== What you have to do ==
Set the entries down once more, exactly as they are worded.

== Web page and app entries ==
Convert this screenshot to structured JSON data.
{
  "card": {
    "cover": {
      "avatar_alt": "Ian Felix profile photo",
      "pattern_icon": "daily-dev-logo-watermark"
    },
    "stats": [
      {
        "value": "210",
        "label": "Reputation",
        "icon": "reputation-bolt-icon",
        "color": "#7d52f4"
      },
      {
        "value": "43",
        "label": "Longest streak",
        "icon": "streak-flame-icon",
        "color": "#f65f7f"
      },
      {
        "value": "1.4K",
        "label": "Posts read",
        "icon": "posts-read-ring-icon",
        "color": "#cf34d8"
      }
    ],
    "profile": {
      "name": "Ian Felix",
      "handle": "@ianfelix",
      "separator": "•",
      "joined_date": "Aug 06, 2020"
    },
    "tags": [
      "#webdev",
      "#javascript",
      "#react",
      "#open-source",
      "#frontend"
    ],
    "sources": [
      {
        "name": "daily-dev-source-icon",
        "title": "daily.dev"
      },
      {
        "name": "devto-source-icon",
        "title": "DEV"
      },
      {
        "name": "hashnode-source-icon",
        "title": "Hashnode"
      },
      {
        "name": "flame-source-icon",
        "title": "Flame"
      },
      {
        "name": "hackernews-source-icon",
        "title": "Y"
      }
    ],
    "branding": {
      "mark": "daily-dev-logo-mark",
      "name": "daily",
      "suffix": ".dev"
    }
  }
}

== Task answer ==
Convert this screenshot to structured JSON data.
{
  "card": {
    "cover": {
      "avatar_alt": "Ian Felix profile photo",
      "pattern_icon": "daily-dev-logo-watermark"
    },
    "stats": [
      {
        "value": "210",
        "label": "Reputation",
        "icon": "reputation-bolt-icon",
        "color": "#7d52f4"
      },
      {
        "value": "43",
        "label": "Longest streak",
        "icon": "streak-flame-icon",
        "color": "#f65f7f"
      },
      {
        "value": "1.4K",
        "label": "Posts read",
        "icon": "posts-read-ring-icon",
        "color": "#cf34d8"
      }
    ],
    "profile": {
      "name": "Ian Felix",
      "handle": "@ianfelix",
      "separator": "•",
      "joined_date": "Aug 06, 2020"
    },
    "tags": [
      "#webdev",
      "#javascript",
      "#react",
      "#open-source",
      "#frontend"
    ],
    "sources": [
      {
        "name": "daily-dev-source-icon",
        "title": "daily.dev"
      },
      {
        "name": "devto-source-icon",
        "title": "DEV"
      },
      {
        "name": "hashnode-source-icon",
        "title": "Hashnode"
      },
      {
        "name": "flame-source-icon",
        "title": "Flame"
      },
      {
        "name": "hackernews-source-icon",
        "title": "Y"
      }
    ],
    "branding": {
      "mark": "daily-dev-logo-mark",
      "name": "daily",
      "suffix": ".dev"
    }
  }
}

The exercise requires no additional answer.